Charge (3) involved an assault days after your release, namely on 20th October 2019, to the same complainer to her severe injury, to her permanent disfigurement and to the danger of her life and the jury found that you had attempted to murder your then partner. Charge (5) involved threatening and abusive behaviour on the same date at an address in Largs to which armed police officers had been summoned.
On conviction the crown asked me to consider the imposition of an Order for Lifelong Restriction.
The Criminal Justice Social Work Report assessed you as representing a very high level of risk.
You have a comparatively short but significant record including for assault to injury and permanent disfigurement, the use of weapons and a conviction for culpable homicide for which you received an extended sentence in 2014.
I have received two substantial risk assessment reports each prepared by a Consultant Clinical Forensic Psychologist, one at the instance of the court and the other instructed by defence. Standing the terms of the report instructed on your behalf, it is unsurprising that the challenge to the first report has been withdrawn.
Having considered all the information before me, including the plea in mitigation made by Mr Lenehan on your behalf, I am satisfied that the risk criteria set out in section 210E of the Criminal Procedure (Scotland) Act 1995 have been met.
Those criteria are that the nature of the offences of which you have been convicted, either in themselves or as part of a pattern of behaviour, are such as to demonstrate that there is a likelihood that you, if at liberty, will seriously endanger the lives or physical or psychological wellbeing of members of the public at large. Having reached that conclusion I must make an Order for Lifelong Restriction.
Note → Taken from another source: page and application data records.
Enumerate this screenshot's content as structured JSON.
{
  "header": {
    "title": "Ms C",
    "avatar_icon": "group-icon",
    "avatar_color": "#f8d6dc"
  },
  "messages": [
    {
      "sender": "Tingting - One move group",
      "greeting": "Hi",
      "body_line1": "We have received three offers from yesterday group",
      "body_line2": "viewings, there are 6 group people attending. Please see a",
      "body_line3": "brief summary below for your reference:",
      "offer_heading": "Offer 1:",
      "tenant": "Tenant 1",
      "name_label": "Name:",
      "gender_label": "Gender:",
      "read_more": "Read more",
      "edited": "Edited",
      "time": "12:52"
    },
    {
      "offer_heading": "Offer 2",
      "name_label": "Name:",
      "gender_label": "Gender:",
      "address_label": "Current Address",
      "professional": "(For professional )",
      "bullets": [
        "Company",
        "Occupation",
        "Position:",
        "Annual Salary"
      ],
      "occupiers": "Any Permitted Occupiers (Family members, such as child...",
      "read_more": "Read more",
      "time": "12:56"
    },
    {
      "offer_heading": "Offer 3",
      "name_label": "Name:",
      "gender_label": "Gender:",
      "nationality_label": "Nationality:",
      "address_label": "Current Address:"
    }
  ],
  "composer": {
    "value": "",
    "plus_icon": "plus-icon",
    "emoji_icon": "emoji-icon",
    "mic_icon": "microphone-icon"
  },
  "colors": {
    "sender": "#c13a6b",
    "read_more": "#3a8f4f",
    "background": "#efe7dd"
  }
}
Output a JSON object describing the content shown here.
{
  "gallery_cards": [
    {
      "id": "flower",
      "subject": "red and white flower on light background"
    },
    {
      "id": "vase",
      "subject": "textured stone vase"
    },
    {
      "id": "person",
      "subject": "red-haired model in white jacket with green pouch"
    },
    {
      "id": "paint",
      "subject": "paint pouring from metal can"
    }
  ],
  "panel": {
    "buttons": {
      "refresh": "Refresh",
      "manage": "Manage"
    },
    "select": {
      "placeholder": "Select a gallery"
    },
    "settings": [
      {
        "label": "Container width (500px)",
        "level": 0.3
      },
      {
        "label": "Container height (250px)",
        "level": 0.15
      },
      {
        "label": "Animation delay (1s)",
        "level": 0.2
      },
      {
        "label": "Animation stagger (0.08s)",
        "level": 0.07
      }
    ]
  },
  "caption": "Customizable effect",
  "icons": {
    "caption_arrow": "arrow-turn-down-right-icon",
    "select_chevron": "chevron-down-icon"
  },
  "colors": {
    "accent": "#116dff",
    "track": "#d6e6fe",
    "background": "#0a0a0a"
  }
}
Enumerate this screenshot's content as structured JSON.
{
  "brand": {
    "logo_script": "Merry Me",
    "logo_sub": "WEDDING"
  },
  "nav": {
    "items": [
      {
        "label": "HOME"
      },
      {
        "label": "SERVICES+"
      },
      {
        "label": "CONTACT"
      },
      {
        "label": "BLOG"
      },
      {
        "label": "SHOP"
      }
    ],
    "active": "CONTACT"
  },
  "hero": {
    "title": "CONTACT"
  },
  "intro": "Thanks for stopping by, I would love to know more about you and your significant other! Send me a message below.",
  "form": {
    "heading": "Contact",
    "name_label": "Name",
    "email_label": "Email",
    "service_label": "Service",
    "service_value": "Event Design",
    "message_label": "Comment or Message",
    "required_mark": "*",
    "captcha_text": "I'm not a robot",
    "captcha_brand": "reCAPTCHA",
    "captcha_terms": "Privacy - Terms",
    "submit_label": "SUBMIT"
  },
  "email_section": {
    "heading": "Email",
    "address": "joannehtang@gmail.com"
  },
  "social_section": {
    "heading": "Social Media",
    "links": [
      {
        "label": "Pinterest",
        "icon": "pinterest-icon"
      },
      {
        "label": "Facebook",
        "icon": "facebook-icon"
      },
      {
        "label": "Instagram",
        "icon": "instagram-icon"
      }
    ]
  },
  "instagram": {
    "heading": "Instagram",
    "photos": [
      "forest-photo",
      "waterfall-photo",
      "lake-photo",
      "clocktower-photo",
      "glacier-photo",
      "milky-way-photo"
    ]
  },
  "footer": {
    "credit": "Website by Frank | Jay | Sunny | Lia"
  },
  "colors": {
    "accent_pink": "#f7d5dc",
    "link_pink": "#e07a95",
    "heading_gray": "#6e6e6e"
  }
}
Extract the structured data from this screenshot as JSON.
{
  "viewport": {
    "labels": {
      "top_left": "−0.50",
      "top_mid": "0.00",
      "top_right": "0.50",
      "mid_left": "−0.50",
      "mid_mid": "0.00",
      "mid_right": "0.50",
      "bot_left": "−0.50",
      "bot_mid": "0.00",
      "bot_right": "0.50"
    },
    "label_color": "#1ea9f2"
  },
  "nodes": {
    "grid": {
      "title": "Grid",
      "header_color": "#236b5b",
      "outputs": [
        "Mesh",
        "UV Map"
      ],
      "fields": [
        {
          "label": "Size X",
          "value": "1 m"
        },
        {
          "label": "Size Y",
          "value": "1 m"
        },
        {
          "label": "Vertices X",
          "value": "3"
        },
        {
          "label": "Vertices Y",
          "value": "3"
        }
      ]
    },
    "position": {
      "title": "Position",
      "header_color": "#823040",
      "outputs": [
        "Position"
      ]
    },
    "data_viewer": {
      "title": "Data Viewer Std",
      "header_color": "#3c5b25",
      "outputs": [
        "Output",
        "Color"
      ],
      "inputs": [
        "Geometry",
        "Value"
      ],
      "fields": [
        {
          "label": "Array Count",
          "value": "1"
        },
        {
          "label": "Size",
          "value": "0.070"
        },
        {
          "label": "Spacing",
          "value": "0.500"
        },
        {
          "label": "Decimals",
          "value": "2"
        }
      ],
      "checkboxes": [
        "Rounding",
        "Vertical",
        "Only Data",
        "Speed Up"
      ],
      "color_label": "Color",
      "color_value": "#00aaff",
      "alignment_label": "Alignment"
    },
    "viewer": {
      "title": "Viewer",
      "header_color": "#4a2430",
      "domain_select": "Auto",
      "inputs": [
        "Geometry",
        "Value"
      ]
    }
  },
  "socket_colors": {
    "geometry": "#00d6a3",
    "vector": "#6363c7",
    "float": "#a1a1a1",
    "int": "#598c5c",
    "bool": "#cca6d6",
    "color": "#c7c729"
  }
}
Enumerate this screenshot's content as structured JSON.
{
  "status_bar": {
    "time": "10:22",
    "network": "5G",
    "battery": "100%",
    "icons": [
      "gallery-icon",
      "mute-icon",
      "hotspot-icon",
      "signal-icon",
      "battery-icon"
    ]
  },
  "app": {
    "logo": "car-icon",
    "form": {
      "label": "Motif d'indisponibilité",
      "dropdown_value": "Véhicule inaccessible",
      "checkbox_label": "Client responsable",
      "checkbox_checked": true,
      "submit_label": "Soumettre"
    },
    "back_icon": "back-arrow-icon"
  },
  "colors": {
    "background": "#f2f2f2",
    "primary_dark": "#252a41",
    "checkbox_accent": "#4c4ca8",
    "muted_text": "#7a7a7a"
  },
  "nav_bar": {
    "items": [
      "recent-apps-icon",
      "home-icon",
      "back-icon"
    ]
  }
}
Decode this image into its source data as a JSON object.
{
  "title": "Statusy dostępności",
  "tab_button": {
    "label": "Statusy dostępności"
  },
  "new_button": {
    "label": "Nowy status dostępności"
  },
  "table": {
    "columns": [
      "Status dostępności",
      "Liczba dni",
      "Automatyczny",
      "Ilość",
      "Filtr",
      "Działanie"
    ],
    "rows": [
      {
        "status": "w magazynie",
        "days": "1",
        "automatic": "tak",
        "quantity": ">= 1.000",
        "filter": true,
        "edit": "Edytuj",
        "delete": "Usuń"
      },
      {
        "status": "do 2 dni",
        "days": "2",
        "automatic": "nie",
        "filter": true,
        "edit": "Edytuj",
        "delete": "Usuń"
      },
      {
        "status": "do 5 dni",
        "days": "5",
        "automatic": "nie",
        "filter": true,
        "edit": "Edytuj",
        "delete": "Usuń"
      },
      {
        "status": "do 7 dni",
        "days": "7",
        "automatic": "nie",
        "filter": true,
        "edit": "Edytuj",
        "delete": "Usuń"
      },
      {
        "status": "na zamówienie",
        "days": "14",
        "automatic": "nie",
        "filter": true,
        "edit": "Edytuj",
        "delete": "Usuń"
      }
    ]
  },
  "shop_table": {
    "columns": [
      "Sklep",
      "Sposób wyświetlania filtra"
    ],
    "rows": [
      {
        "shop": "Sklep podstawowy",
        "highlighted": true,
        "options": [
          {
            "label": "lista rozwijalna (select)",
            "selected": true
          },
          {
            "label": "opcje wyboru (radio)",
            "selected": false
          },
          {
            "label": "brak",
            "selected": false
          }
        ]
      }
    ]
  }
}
Parliament has prescribed how I should fix the punishment part which is the period of time which must pass before you can apply for parole.
Taking into account the offences to which you were convicted on this indictment, had I not been imposing an Order for Lifelong Restriction, I would have imposed a custodial term of 12 years as part of an extended sentence.
I am required by Parliament to ignore any period of confinement which may be necessary for the protection of the public and to determine the part of that period of imprisonment which would represent an appropriate period to satisfy the requirements of retribution and deterrence. That period is 9 years.
I will follow the normal approach suggested in the legislation and reduce that period by one-half to take account of the effects of early release.
Accordingly the punishment part of your Order for Lifelong Restriction will be 4 years and 6 months which will be backdated to 24th October 2019.
The sentence imposed is not a sentence of imprisonment of 4 years and 6 months. It is an Order for Lifelong Restriction which is a sentence of imprisonment for an indeterminate period, which shares some characteristics with a life sentence.
You will not be eligible to apply for parole until the punishment part has elapsed. It does not follow that you will then be released.
You will only be released from prison when the Parole Board considers that it is no longer necessary for the protection of the public that you continue to be held in prison."